What Travel Insurance Covers If A Hurricane Cancels Your Trip

There's no overstating how important buying travel insurance is whenever you go on a lengthy trip. You can get away without having one if you're just going on a staycation or nearcation two hours outside town. However, if you're embarking on a cruise, traveling halfway across the country, or even internationally, travel insurance offers the protection you need against incurring hefty financial losses, especially if your trip gets canceled through no fault of your own.

"Travel insurance is often an overlooked investment until the unforeseen happens," Beth Godlin, a spokesperson of Aon Affinity Travel Practice, told CNBC Select. "It's designed to give travelers peace of mind and financial protection against the risks of travel." People sometimes think that travel insurance is merely a superfluous expense, but per Godlin, if you think investing in one is unnecessary, try gauging "what you could stand to lose if you had to cancel last-minute."

No one can tell when a disaster could strike. Even if you meticulously plan a trip down to a tee, it could still end abruptly or even get canceled altogether in the event of natural disasters like hurricanes, typhoons, tornadoes, windstorms, and more. Travel insurance is especially critical if you're heading to hurricane-prone areas during hurricane season, which is from June to November, as the likelihood of a trip disruption is high. If that happens, insurance can help you recoup most, if not all, of the money you've spent on bookings.

It can reimburse your non-refundable expenses

Travel-related costs are no joke. A 3-day vacation within the country can set back a solo traveler an average of $1,400, or $3,600 for a family of four.
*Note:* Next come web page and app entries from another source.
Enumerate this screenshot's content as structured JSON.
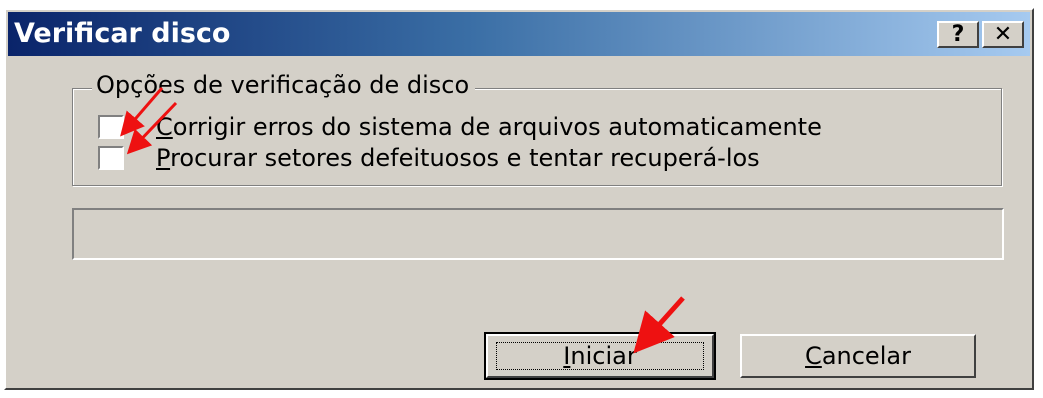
{
  "window": {
    "title": "Verificar disco",
    "help_glyph": "?",
    "close_glyph": "✕"
  },
  "group": {
    "legend": "Opções de verificação de disco"
  },
  "options": [
    {
      "mnemonic": "C",
      "rest": "orrigir erros do sistema de arquivos automaticamente",
      "checked": false
    },
    {
      "mnemonic": "P",
      "rest": "rocurar setores defeituosos e tentar recuperá-los",
      "checked": false
    }
  ],
  "buttons": {
    "start_mnemonic": "I",
    "start_rest": "niciar",
    "cancel_mnemonic": "C",
    "cancel_rest": "ancelar"
  },
  "annotation_color": "#ee1111"
}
With the hefty expenditure, you don't want to lose what you sprung for in case a hurricane — or any natural disaster — cuts your trip short or if it gets canceled completely.
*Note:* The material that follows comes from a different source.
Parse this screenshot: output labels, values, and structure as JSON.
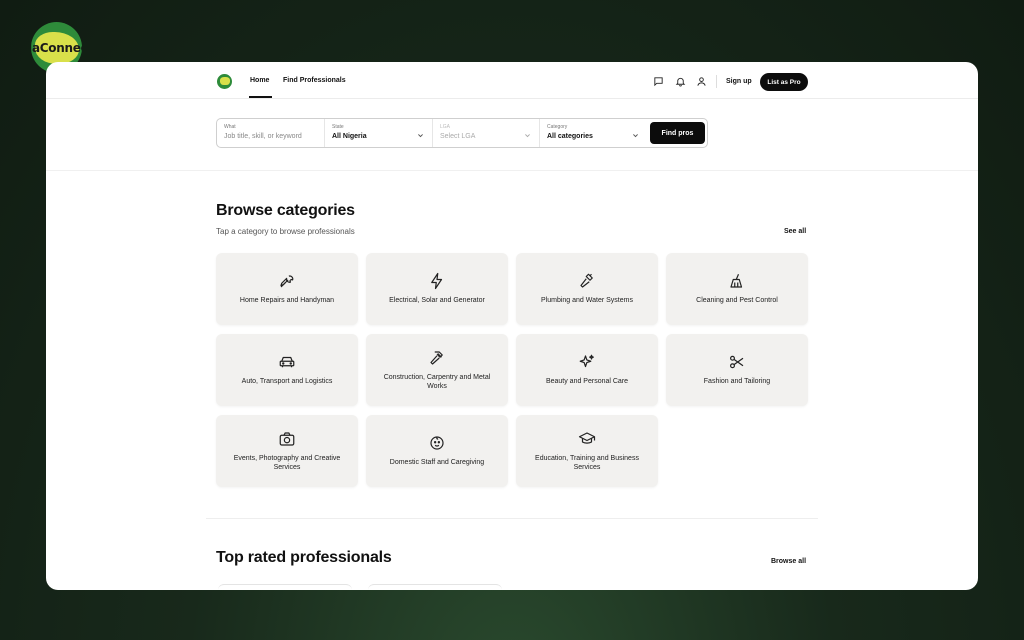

Travel insurance allows you to recoup your losses should inclement weather disrupt your plans. For instance, if your plane gets significantly delayed or canceled or your destination becomes uninhabitable, you can be reimbursed for non-refundable and prepaid expenses for the entire trip or portions of it (that is, if you're already mid-trip). "If your flight is affected by a hurricane and you get stuck somewhere, travel insurance could reimburse you for extra hotel, meal, and local transportation costs until you can get the next flight out," Terry Boynton of Yonder Travel Insurance explained in a press release.

You cannot choose when the insurance kicks in, however. If you're worried about a hurricane affecting your destination and decide to cancel the trip based on your gut feel, you might not receive a reimbursement. Insurance provider Travel Guard pointed out to USA Today that a hurricane must "directly affect your travel arrangements or accommodations" for it to work. For greater flexibility, you can opt for a "cancel for any reason" (CFAR) insurance, but those are significantly pricier and don't reimburse 100% of your trip.

It can also provide emergency assistance

Many travel insurance plans also provide 24-hour assistance, which could be a lifesaver during dire times. The provider can help you with things like finding the nearest doctor, or booking transportation should you need to evacuate. "In the case of a natural disaster at your destination or sudden civil unrest, everyone might be trying to leave the location at the same time, which can overburden transportation resources. A good travel assistance provider can be an asset," Scott Adamski, a spokesperson for insurance provider AIG Travel, told Forbes. If your plan covers medical coverage, it could also prove to be helpful in reimbursing your expenses should you get sick or injured, especially outside of the country as Medicare and Medicaid don't work abroad, as per Travel.State.Gov.

Travel insurance should be on your list of priorities when you travel. Just remember to purchase it right away, because if a hurricane gets named before you secure your policy, your subsequent claims have a high chance of receiving a denial. "The thing you need to remember about travel insurance, we only cover unknown, unforeseen events," Daniel Durazo of Allianz Partners USA told USA Today. "Once a hurricane is named, then it's considered a known event. Insurance doesn't cover foreseeable circumstances."